There has been a commitment from the Scottish government and health policy makers to improve health and communication technologies within the National Health Service (NHS) in Scotland . The government also aims to increase access to psychological therapies. This includes a specific target to reduce waiting lists for psychology services to 18 weeks by 2014 . The potential for cCBT to reduce waiting lists for specialist therapy is demonstrated in a study of an online CBT package carried out by Learmonth, Trosh, Rai, Sewell and Cavanagh  in which only 30% of 6000 patients needed face to face therapy following use of the online intervention. cCBT is one of a range of therapies offered within the NHS and there is clearly a potential for online guided self-help interventions for common mental health problems to help to reduce therapist input and alleviate the burden on services. This approach could potentially be applied nationally by providing access to cCBT within the NHS in Scotland, thus potentially decreasing the time that individuals have to wait to receive access to an evidence based psychological treatment.

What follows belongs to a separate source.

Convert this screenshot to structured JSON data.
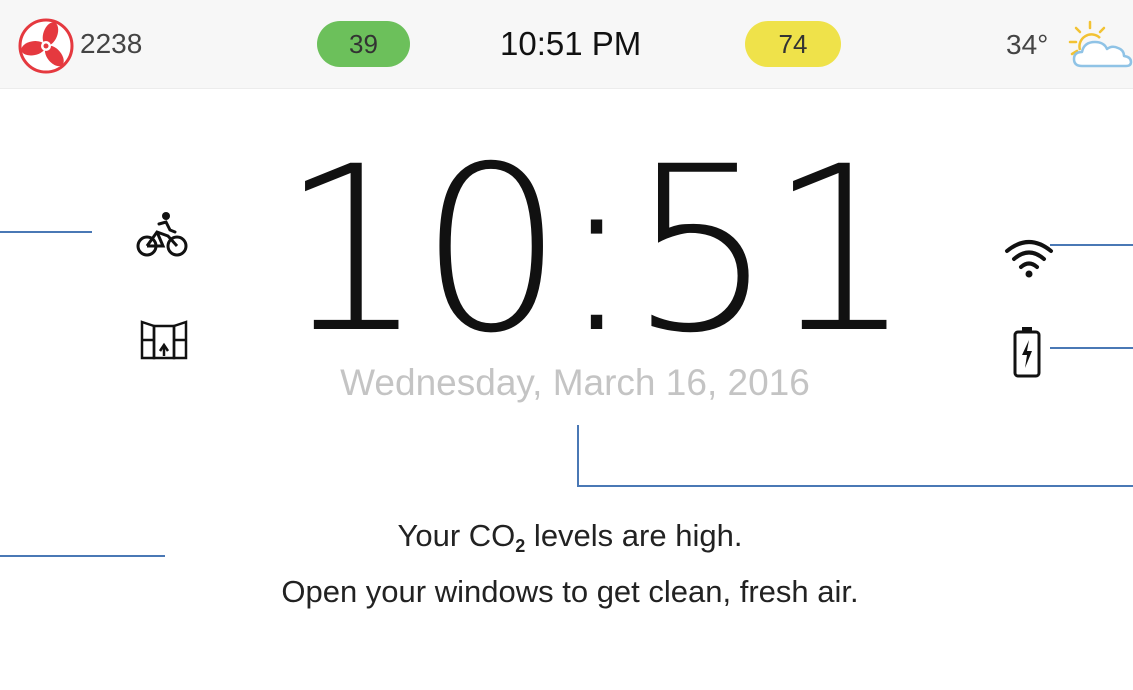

A number of issues would need to be addressed in order to provide such access to online treatment. An argument for cCBT delivered online is that patients can access the resource at a time and place convenient to them, with the assumption this will often be at home. However, the recent 2009–2010 Scottish Household Survey found that at the end of 2010, 30% of Scottish households did not have home internet access. Additionally, the survey results showed that those in deprived areas are less likely to have internet access at home. The impact of deprivation and income on internet access is clearly seen in the fact that 97% of households with annual income of over £40,000 have home internet access compared to just 35% of households with annual income of £6,001-£10,000 . If health boards fail to provide access to dedicated patient computers in the various NHS buildings then these poorer individuals may miss the opportunity to engage with cCBT approaches if they were only offered via online access. This highlights the impact of digital exclusion on health and wellbeing. Other options such as using internet cafes or public libraries may not be attractive for reasons of access, privacy and stigma. In delivering cCBT it is therefore important for services to offer the option of access via existing National Health Service (NHS) facilities.

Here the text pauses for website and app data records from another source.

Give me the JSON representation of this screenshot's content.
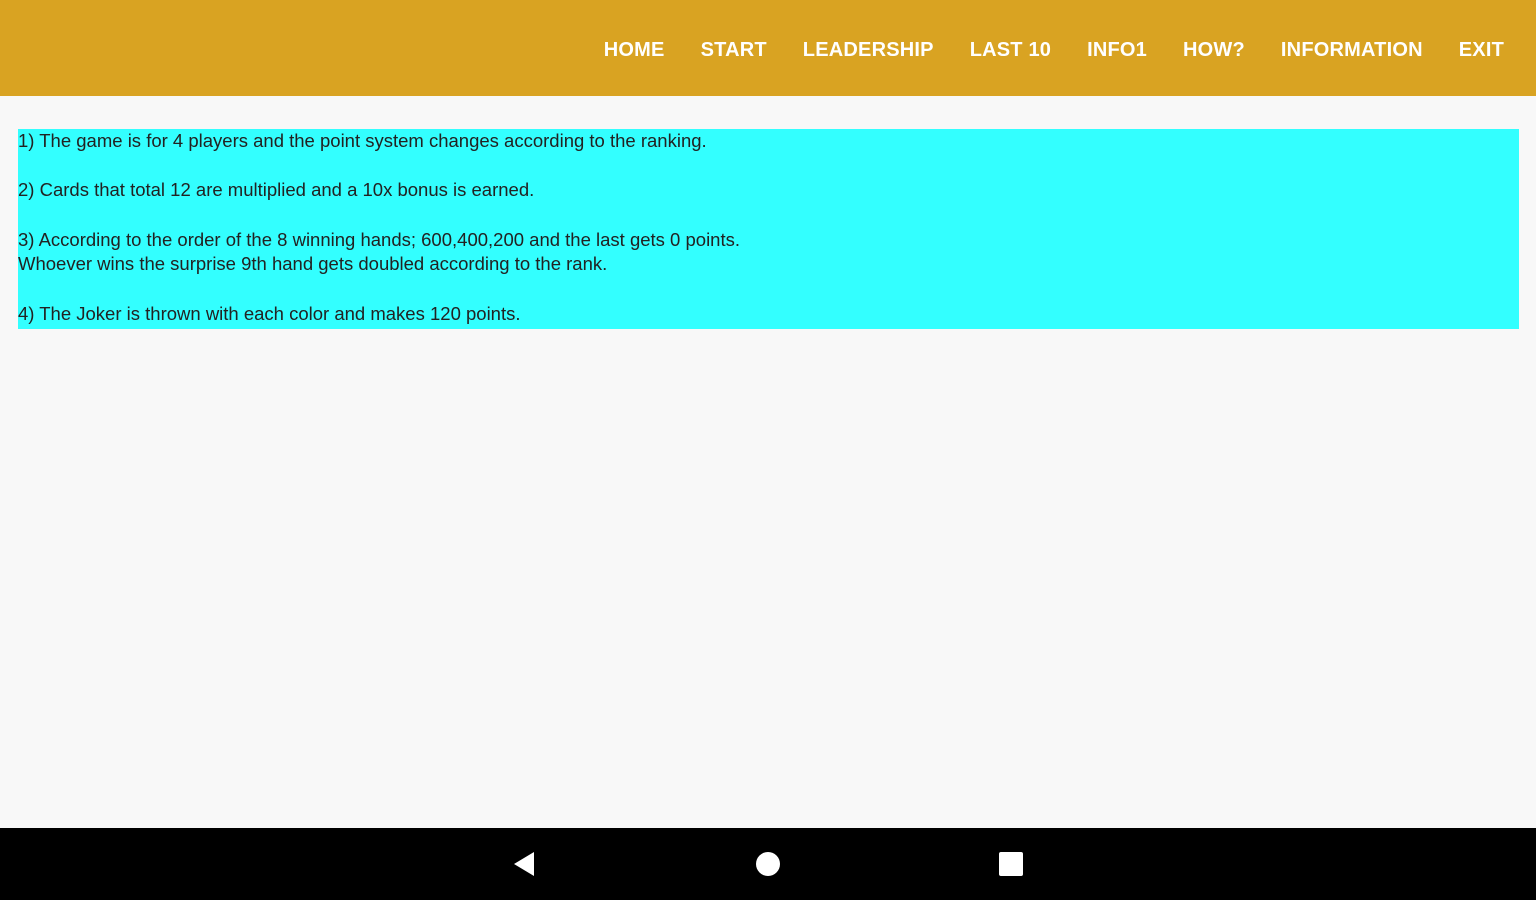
{
  "header": {
    "background_color": "#d9a322",
    "menu": [
      {
        "label": "HOME"
      },
      {
        "label": "START"
      },
      {
        "label": "LEADERSHIP"
      },
      {
        "label": "LAST 10"
      },
      {
        "label": "INFO1"
      },
      {
        "label": "HOW?"
      },
      {
        "label": "INFORMATION"
      },
      {
        "label": "EXIT"
      }
    ]
  },
  "rules": {
    "background_color": "#33ffff",
    "lines": [
      "1) The game is for 4 players and the point system changes according to the ranking.",
      "",
      "2) Cards that total 12 are multiplied and a 10x bonus is earned.",
      "",
      "3) According to the order of the 8 winning hands; 600,400,200 and the last gets 0 points.",
      "Whoever wins the surprise 9th hand gets doubled according to the rank.",
      "",
      "4) The Joker is thrown with each color and makes 120 points."
    ]
  },
  "navigation_bar": {
    "buttons": [
      {
        "icon": "back-triangle-icon"
      },
      {
        "icon": "home-circle-icon"
      },
      {
        "icon": "recents-square-icon"
      }
    ]
  }
}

Currently there is no national policy in Scotland regarding the use of cCBT and therefore decisions are often made at a local level. Therefore access to cCBT varies across the 14 health boards in Scotland. The aim of the current study was to assess the extent to which the NHS in Scotland is providing routine access for patients to utilise cCBT. We therefore surveyed all 14 health boards in Scotland to examine access to cCBT and to better understand how health service infrastructure and information technology (IT) regulations impact on its use.